Sponsors at the time of application must attest that they will have a contracted network in place that meets current MA network adequacy criteria for each county in their service area prior to marketing and enrollment efforts for the upcoming contract year, and that they will monitor and maintain a network that meets current adequacy standards. CMS added that it will conduct a complete network compliance review of initial applicants but will review only the new counties of SAE applicants for calendar year 2019.
All organizations beginning in February will have a chance to upload their networks to the NMM for an “informal review,” added CMS. The agency said it will provide “technical assistance, guidance, and consultation to organizations that want to take advantage of this opportunity,” although it will give priority to initial and SAE applicants and MAOs that have been selected for the triennial review.
** MPF May Hide Noncompliant Plans**
One noteworthy warning in the Jan. 10 memo is that initial applicants failing to meet the network adequacy requirements “may be suppressed from Medicare Plan Finder [MPF] for the upcoming Annual Election Period until the initial applicant is determined to have an adequate network in place and is prepared to provide access to services under such network in a new contract.”
“That’s a pretty profound statement to the marketplace that says, ‘Look, if you’re not adequate, we have the control because we manage the MPF and if somebody comes to Medicare.gov and types in their ZIP code, you’re not going to come up as an available option until that deficiency has been cured,’” remarks Weis.
CMS May Take Enforcement Action

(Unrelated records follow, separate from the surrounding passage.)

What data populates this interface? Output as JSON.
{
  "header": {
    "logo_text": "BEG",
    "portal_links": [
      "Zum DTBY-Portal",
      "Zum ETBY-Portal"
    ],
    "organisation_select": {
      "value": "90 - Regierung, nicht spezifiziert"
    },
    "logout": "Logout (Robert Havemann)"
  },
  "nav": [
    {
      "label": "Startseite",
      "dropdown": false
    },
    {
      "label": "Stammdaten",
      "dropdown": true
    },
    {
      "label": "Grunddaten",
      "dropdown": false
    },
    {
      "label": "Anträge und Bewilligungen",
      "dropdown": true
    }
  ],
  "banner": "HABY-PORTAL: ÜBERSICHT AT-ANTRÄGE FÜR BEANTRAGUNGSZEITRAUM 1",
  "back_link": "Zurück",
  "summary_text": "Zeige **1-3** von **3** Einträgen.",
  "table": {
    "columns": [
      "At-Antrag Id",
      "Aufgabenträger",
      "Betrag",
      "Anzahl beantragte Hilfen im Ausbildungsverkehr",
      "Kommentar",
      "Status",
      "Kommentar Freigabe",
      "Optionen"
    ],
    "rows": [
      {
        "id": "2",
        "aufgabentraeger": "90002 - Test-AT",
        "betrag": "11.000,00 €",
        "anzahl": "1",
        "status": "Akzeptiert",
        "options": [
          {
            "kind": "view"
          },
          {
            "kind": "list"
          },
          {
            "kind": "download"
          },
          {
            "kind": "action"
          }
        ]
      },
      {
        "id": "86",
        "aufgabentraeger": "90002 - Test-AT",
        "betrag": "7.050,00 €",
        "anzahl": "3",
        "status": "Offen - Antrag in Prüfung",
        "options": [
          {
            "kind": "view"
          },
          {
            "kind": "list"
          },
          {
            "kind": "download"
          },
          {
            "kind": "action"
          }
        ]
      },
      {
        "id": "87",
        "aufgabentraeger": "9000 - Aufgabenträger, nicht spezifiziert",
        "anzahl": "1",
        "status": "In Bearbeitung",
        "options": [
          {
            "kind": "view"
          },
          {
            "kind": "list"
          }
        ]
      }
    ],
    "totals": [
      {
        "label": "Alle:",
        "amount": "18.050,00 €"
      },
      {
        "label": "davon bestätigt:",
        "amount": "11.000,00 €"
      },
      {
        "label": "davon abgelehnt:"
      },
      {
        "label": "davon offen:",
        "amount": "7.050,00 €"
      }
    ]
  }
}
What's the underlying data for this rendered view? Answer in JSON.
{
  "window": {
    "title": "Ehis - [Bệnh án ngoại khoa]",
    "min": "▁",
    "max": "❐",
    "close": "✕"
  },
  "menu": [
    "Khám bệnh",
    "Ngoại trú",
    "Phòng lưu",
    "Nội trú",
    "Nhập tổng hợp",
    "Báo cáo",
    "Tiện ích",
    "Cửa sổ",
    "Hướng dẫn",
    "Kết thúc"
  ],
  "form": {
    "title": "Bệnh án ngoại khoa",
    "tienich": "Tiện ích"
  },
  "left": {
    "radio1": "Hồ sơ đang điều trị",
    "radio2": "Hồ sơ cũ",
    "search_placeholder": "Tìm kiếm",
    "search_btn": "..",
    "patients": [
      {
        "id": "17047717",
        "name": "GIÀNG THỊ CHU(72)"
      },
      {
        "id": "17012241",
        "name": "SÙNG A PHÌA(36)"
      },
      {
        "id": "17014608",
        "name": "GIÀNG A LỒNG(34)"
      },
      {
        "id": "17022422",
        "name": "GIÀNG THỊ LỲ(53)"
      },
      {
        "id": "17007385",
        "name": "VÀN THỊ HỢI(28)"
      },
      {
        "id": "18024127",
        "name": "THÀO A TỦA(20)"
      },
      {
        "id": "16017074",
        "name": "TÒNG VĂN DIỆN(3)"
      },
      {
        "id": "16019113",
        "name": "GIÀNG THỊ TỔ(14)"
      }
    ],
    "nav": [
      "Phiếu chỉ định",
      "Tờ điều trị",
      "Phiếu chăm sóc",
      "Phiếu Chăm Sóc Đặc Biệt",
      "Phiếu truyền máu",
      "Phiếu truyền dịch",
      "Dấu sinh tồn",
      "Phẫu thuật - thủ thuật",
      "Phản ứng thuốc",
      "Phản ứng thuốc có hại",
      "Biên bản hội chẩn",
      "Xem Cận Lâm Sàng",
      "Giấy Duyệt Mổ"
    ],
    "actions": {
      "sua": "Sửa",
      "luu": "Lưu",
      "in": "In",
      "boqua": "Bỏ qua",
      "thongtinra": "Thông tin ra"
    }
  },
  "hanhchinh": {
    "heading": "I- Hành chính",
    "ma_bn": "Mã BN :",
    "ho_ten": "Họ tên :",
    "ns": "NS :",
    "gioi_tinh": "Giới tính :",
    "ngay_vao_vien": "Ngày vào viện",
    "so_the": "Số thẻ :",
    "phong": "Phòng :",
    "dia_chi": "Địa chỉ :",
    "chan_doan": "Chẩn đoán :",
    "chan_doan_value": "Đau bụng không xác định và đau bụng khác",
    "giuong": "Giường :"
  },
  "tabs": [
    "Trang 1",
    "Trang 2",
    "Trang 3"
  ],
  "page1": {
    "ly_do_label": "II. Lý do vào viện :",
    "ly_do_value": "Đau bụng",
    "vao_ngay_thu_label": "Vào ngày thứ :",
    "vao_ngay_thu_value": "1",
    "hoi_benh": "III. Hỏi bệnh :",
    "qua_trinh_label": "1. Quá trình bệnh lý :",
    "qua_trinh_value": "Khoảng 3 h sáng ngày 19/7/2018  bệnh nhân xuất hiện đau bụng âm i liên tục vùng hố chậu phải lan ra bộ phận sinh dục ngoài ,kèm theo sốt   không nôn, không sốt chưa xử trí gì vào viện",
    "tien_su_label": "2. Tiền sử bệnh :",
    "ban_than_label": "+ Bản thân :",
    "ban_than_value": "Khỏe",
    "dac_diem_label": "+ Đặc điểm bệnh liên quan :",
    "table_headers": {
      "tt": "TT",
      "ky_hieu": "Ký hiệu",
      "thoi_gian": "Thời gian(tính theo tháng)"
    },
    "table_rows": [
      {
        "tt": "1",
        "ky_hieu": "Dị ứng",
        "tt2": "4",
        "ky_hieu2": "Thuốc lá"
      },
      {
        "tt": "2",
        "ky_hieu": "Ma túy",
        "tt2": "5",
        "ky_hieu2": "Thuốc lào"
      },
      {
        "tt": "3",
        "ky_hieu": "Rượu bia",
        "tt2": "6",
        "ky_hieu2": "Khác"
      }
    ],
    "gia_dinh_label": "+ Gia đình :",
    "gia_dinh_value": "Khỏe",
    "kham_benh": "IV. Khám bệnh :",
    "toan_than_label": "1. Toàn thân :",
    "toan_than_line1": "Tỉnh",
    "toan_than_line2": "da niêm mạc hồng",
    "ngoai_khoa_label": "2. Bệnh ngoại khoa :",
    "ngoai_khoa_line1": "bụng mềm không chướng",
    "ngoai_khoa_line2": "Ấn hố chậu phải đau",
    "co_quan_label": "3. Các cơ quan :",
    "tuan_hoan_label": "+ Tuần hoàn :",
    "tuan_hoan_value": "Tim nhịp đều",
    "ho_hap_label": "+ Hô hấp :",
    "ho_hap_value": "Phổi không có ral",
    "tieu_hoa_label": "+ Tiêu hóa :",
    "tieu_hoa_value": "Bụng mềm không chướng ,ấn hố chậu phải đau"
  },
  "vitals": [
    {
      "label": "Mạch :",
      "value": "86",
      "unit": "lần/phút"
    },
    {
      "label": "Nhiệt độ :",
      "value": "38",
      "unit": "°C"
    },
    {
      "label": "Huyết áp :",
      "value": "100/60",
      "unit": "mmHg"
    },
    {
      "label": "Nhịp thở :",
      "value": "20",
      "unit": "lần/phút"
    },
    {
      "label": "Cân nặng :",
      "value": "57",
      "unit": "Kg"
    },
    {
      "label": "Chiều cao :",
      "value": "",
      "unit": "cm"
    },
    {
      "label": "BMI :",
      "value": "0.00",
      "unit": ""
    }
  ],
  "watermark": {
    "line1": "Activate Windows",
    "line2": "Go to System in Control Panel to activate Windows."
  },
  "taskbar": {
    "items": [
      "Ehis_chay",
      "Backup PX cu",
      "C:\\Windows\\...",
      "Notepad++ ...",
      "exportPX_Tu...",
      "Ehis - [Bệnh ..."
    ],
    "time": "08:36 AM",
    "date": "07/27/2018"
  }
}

Any initial or SAE applicant that still has an inadequate network by Jan. 1, 2019, may also be subject to compliance or enforcement actions, added CMS.
“I think CMS has been very clear about the importance of network adequacy and has been very aggressive with sanctions on plans around network adequacy,” says Linda Borths, chief operating officer for Quest, which assists MA plans in building provider networks. “I think that they’ve given plans a lot of time to prepare for this with providing extra tools to be able to monitor and recommendations around monitoring, so I think they’ll be pretty serious about banning open enrollment,” she predicts.
While CMS continues to refine its monitoring of network adequacy, it has also placed increasing scrutiny on the accuracy of provider directory information supplied by MAOs with a monitoring effort launched in 2016 (MAN 4/7/16, p. 1). The agency in its first round of reviews found that 45.1% of provider directory locations in online directories were inaccurate, resulting in 31 notices of non-compliance and 21 warning letters (MAN 1/26/17, p. 1). Borths says it’s important to note that in a January 2017 memo on provider director accuracy, CMS advised that organizations take steps to ensure that, when applicable, updates to provider directories are synced with updates to HSD tables.
Quest recommends that sponsors monitor their networks on an ongoing basis — “because even if your network is adequate today, what we’ve found in the marketplace is these networks change constantly” — as well as the accuracy of provider directory data, says Weis. “I think what we can argue is the next big thing coming down the pipeline is the combination of adequacy with accuracy. [That’s] really going to be the true measure of how we believe plans will be measured in the future.”
by Lauren Flynn Kelly